In October 2007, European leaders reached agreement on the Lisbon Treaty for reform of the EU. ETUC was pleased to see the end of the institutional paralysis that had gripped the EU since the French and Dutch referenda of 2005, but was deeply disappointed by the uninspiring content of the final text.
While it is an improvement on the Nice Treaty, it is also a missed opportunity to reinforce social Europe and rekindle popular enthusiasm for the EU project. The outcome of the Irish referendum on 12 June 2008 underlined the need for a much stronger social edge to be quickly introduced into European policy.
ETUC supported the EU’s draft Constitutional Treaty, signed by EU leaders in Rome on 29 October 2004 and urged affiliates to campaign for a ‘yes’ vote in countries that held national referenda. That text would have provided a springboard for progress towards a stronger Social Europe.
The European Convention, which took responsibility for drafting the text of the future Constitution, met between February 2002 and July 2003. It comprised representatives from governments and parliaments in all the EU Member States and Accession Countries. It also invited a number of organisations to be official observers, including the ETUC.

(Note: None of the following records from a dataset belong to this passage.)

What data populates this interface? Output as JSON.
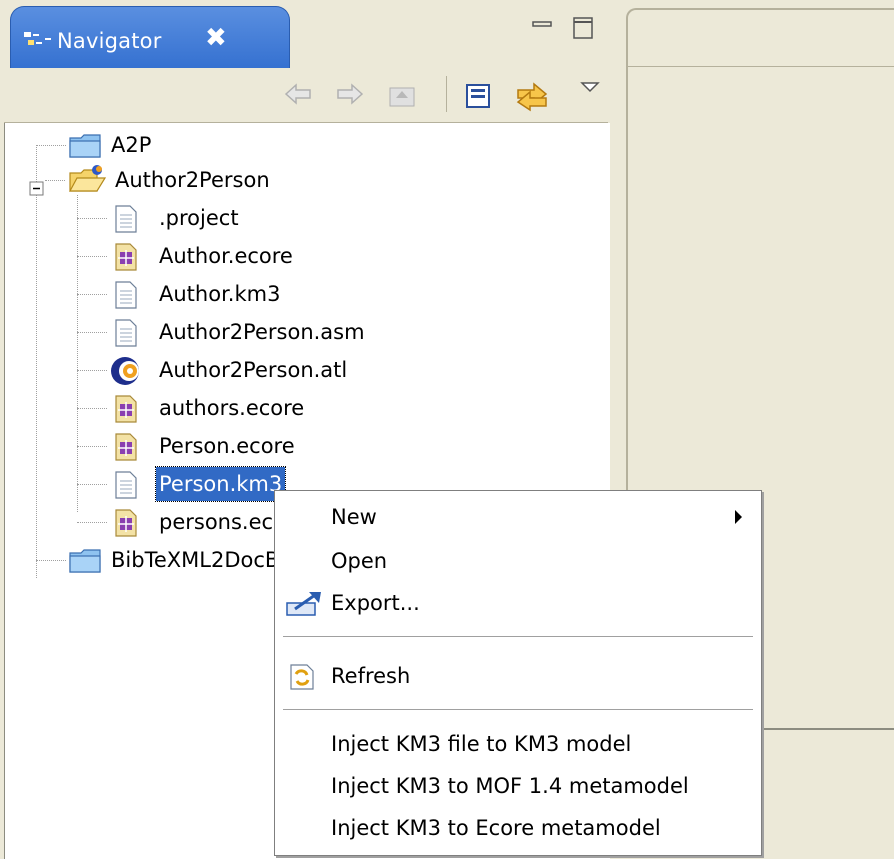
{
  "navigator": {
    "tab_title": "Navigator",
    "close_glyph": "✖"
  },
  "toolbar": {
    "buttons": [
      "back-icon",
      "forward-icon",
      "up-folder-icon",
      "collapse-all-icon",
      "link-with-editor-icon",
      "view-menu-icon"
    ]
  },
  "tree": {
    "projects": [
      {
        "label": "A2P"
      },
      {
        "label": "Author2Person",
        "expanded": true
      },
      {
        "label": "BibTeXML2DocBook"
      }
    ],
    "children": [
      {
        "label": ".project",
        "icon": "text-file-icon"
      },
      {
        "label": "Author.ecore",
        "icon": "ecore-file-icon"
      },
      {
        "label": "Author.km3",
        "icon": "text-file-icon"
      },
      {
        "label": "Author2Person.asm",
        "icon": "text-file-icon"
      },
      {
        "label": "Author2Person.atl",
        "icon": "atl-file-icon"
      },
      {
        "label": "authors.ecore",
        "icon": "ecore-file-icon"
      },
      {
        "label": "Person.ecore",
        "icon": "ecore-file-icon"
      },
      {
        "label": "Person.km3",
        "icon": "text-file-icon",
        "selected": true
      },
      {
        "label": "persons.ecore",
        "icon": "ecore-file-icon"
      }
    ]
  },
  "context_menu": {
    "items": [
      {
        "label": "New",
        "has_submenu": true
      },
      {
        "label": "Open"
      },
      {
        "label": "Export...",
        "icon": "export-icon"
      },
      {
        "label": "Refresh",
        "icon": "refresh-icon"
      },
      {
        "label": "Inject KM3 file to KM3 model"
      },
      {
        "label": "Inject KM3 to MOF 1.4 metamodel"
      },
      {
        "label": "Inject KM3 to Ecore metamodel"
      }
    ]
  },
  "colors": {
    "tab_blue": "#3470d0",
    "selection": "#316ac5",
    "window_bg": "#ece9d8"
  }
}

On 27 November 2002, former General Secretary Emilio Gabaglio delivered the ETUC’s comprehensive contribution to the Convention, calling for the Constitution to recognise a European system of industrial relations with a stronger role for the social partners at all levels.

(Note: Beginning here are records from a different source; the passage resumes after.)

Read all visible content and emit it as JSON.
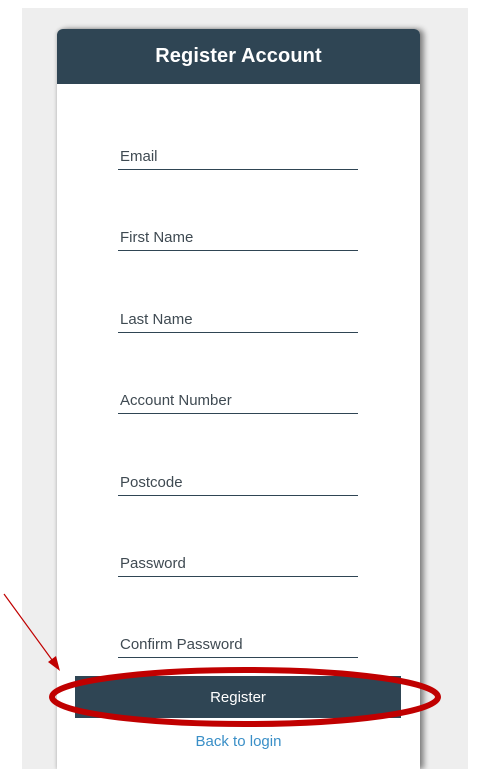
{
  "form": {
    "title": "Register Account",
    "fields": [
      {
        "placeholder": "Email",
        "value": ""
      },
      {
        "placeholder": "First Name",
        "value": ""
      },
      {
        "placeholder": "Last Name",
        "value": ""
      },
      {
        "placeholder": "Account Number",
        "value": ""
      },
      {
        "placeholder": "Postcode",
        "value": ""
      },
      {
        "placeholder": "Password",
        "value": ""
      },
      {
        "placeholder": "Confirm Password",
        "value": ""
      }
    ],
    "register_label": "Register",
    "back_link_label": "Back to login"
  },
  "colors": {
    "header_bg": "#2f4554",
    "button_bg": "#2f4554",
    "link": "#3a8fc7",
    "annotation": "#c00000"
  },
  "annotation": {
    "type": "arrow-and-ellipse",
    "target": "register-button"
  }
}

To reaffirm the pre-eminence of fundamental rights and confirm the social dimension of the EU, ETUC proposes to add a Social Progress Protocol as an annex to the EU treaties.

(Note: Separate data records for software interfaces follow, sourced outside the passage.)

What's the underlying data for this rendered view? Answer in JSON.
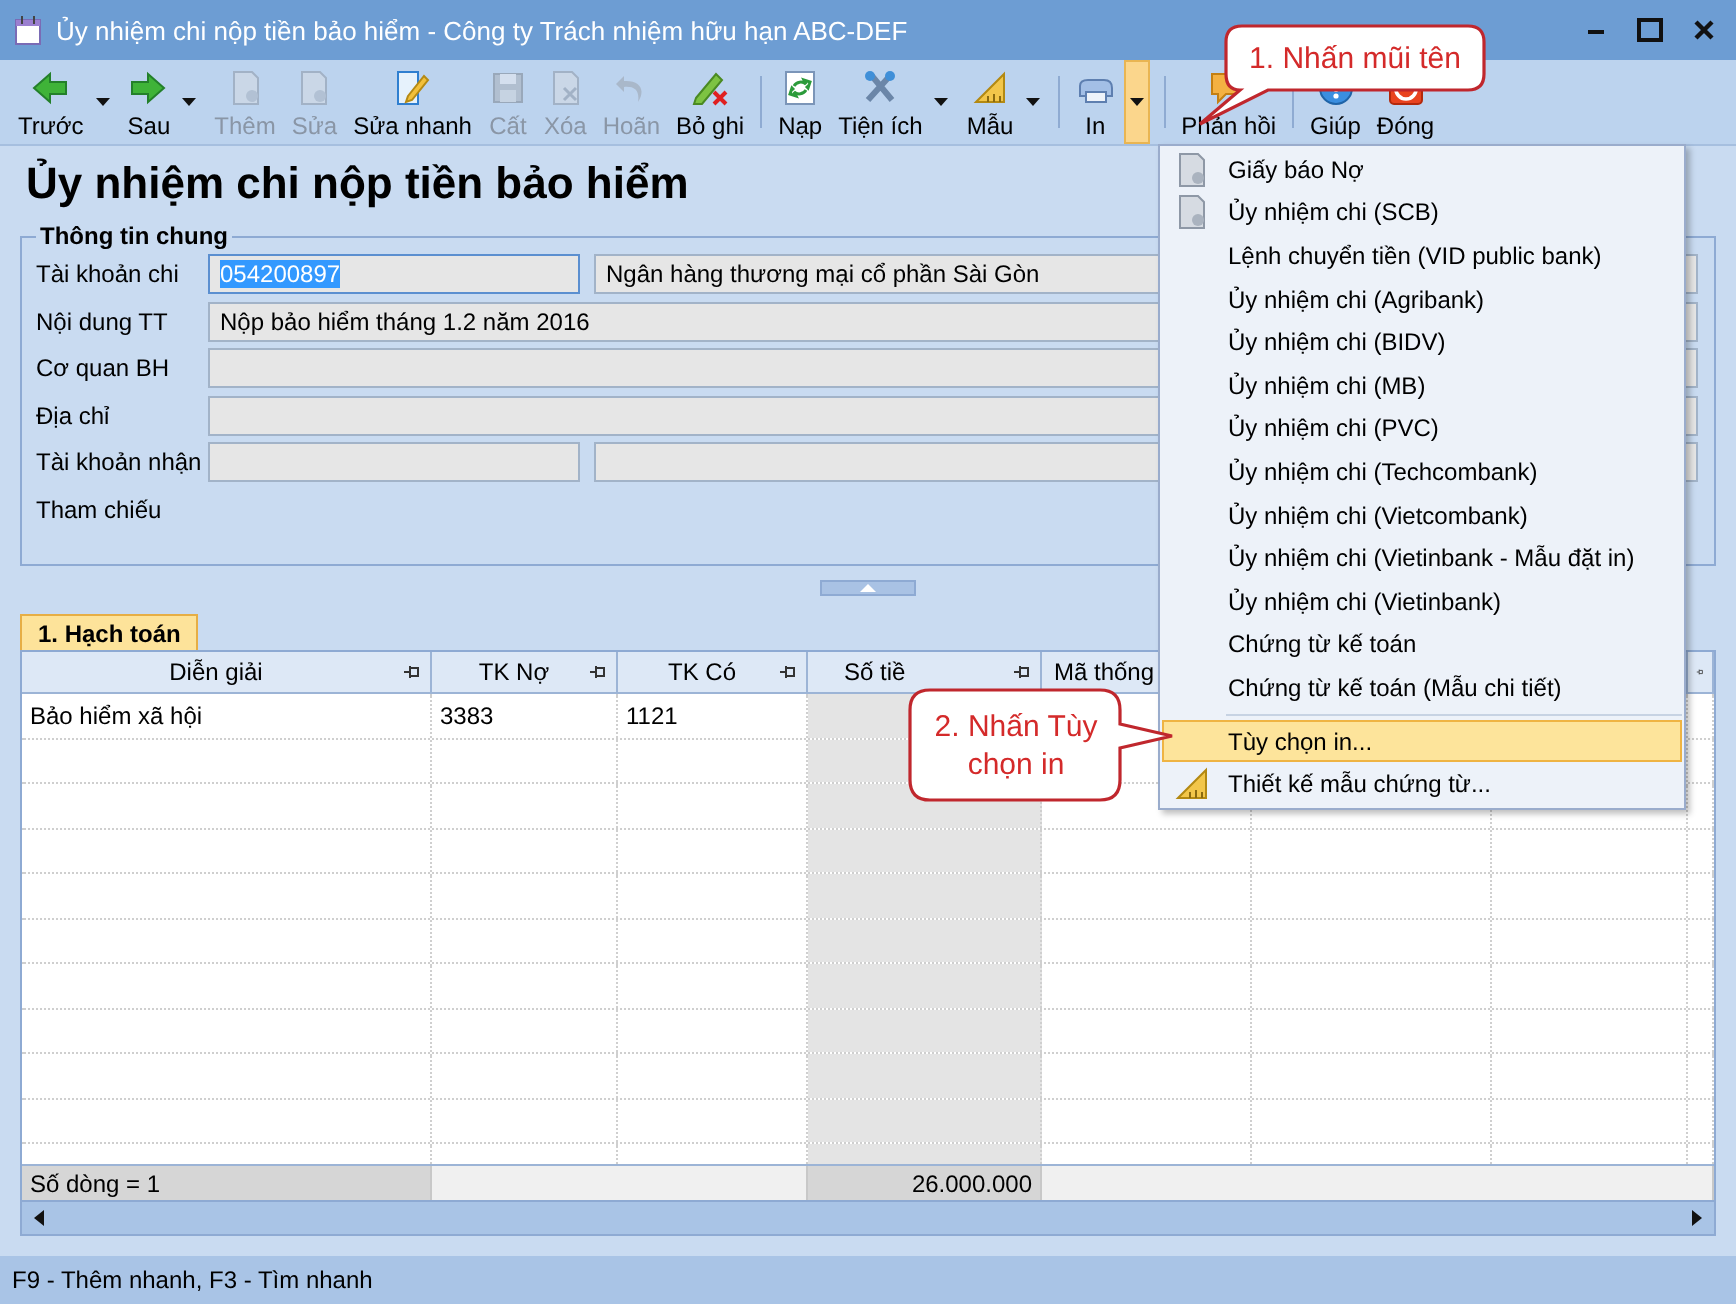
{
  "window": {
    "title": "Ủy nhiệm chi nộp tiền bảo hiểm - Công ty Trách nhiệm hữu hạn ABC-DEF"
  },
  "toolbar": [
    {
      "kind": "button",
      "label": "Trước",
      "disabled": false,
      "dropdown": true,
      "pressed": false
    },
    {
      "kind": "button",
      "label": "Sau",
      "disabled": false,
      "dropdown": true,
      "pressed": false
    },
    {
      "kind": "button",
      "label": "Thêm",
      "disabled": true,
      "dropdown": false,
      "pressed": false
    },
    {
      "kind": "button",
      "label": "Sửa",
      "disabled": true,
      "dropdown": false,
      "pressed": false
    },
    {
      "kind": "button",
      "label": "Sửa nhanh",
      "disabled": false,
      "dropdown": false,
      "pressed": false
    },
    {
      "kind": "button",
      "label": "Cất",
      "disabled": true,
      "dropdown": false,
      "pressed": false
    },
    {
      "kind": "button",
      "label": "Xóa",
      "disabled": true,
      "dropdown": false,
      "pressed": false
    },
    {
      "kind": "button",
      "label": "Hoãn",
      "disabled": true,
      "dropdown": false,
      "pressed": false
    },
    {
      "kind": "button",
      "label": "Bỏ ghi",
      "disabled": false,
      "dropdown": false,
      "pressed": false
    },
    {
      "kind": "separator"
    },
    {
      "kind": "button",
      "label": "Nạp",
      "disabled": false,
      "dropdown": false,
      "pressed": false
    },
    {
      "kind": "button",
      "label": "Tiện ích",
      "disabled": false,
      "dropdown": true,
      "pressed": false
    },
    {
      "kind": "button",
      "label": "Mẫu",
      "disabled": false,
      "dropdown": true,
      "pressed": false
    },
    {
      "kind": "separator"
    },
    {
      "kind": "button",
      "label": "In",
      "disabled": false,
      "dropdown": true,
      "pressed": true
    },
    {
      "kind": "separator"
    },
    {
      "kind": "button",
      "label": "Phản hồi",
      "disabled": false,
      "dropdown": false,
      "pressed": false
    },
    {
      "kind": "separator"
    },
    {
      "kind": "button",
      "label": "Giúp",
      "disabled": false,
      "dropdown": false,
      "pressed": false
    },
    {
      "kind": "button",
      "label": "Đóng",
      "disabled": false,
      "dropdown": false,
      "pressed": false
    }
  ],
  "heading": "Ủy nhiệm chi nộp tiền bảo hiểm",
  "general": {
    "legend": "Thông tin chung",
    "rows": [
      {
        "label": "Tài khoản chi",
        "fields": [
          {
            "value": "054200897",
            "selected": true
          },
          {
            "value": "Ngân hàng thương mại cổ phần Sài Gòn",
            "selected": false
          }
        ]
      },
      {
        "label": "Nội dung TT",
        "fields": [
          {
            "value": "Nộp bảo hiểm tháng 1.2 năm 2016",
            "selected": false
          }
        ]
      },
      {
        "label": "Cơ quan BH",
        "fields": [
          {
            "selected": false
          }
        ]
      },
      {
        "label": "Địa chỉ",
        "fields": [
          {
            "selected": false
          }
        ]
      },
      {
        "label": "Tài khoản nhận",
        "fields": [
          {
            "selected": false
          },
          {
            "selected": false
          }
        ]
      },
      {
        "label": "Tham chiếu"
      }
    ]
  },
  "tabs": [
    {
      "label": "1. Hạch toán",
      "selected": true
    }
  ],
  "grid": {
    "columns": [
      "Diễn giải",
      "TK Nợ",
      "TK Có",
      "Số tiề",
      "Mã thống"
    ],
    "rows": [
      {
        "cells": [
          "Bảo hiểm xã hội",
          "3383",
          "1121"
        ]
      }
    ],
    "footer": {
      "count": "Số dòng = 1",
      "total": "26.000.000"
    }
  },
  "print_menu": {
    "groups": [
      [
        {
          "label": "Giấy báo Nợ",
          "selected": false
        },
        {
          "label": "Ủy nhiệm chi (SCB)",
          "selected": false
        },
        {
          "label": "Lệnh chuyển tiền (VID public bank)",
          "selected": false
        },
        {
          "label": "Ủy nhiệm chi (Agribank)",
          "selected": false
        },
        {
          "label": "Ủy nhiệm chi (BIDV)",
          "selected": false
        },
        {
          "label": "Ủy nhiệm chi (MB)",
          "selected": false
        },
        {
          "label": "Ủy nhiệm chi (PVC)",
          "selected": false
        },
        {
          "label": "Ủy nhiệm chi (Techcombank)",
          "selected": false
        },
        {
          "label": "Ủy nhiệm chi (Vietcombank)",
          "selected": false
        },
        {
          "label": "Ủy nhiệm chi (Vietinbank - Mẫu đặt in)",
          "selected": false
        },
        {
          "label": "Ủy nhiệm chi (Vietinbank)",
          "selected": false
        },
        {
          "label": "Chứng từ kế toán",
          "selected": false
        },
        {
          "label": "Chứng từ kế toán (Mẫu chi tiết)",
          "selected": false
        }
      ],
      [
        {
          "label": "Tùy chọn in...",
          "selected": true
        },
        {
          "label": "Thiết kế mẫu chứng từ...",
          "selected": false
        }
      ]
    ]
  },
  "callouts": [
    "1. Nhấn mũi tên",
    "2. Nhấn Tùy chọn in"
  ],
  "status_bar": "F9 - Thêm nhanh, F3 - Tìm nhanh"
}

Further information on the Lisbon Treaty can be accessed via the following links: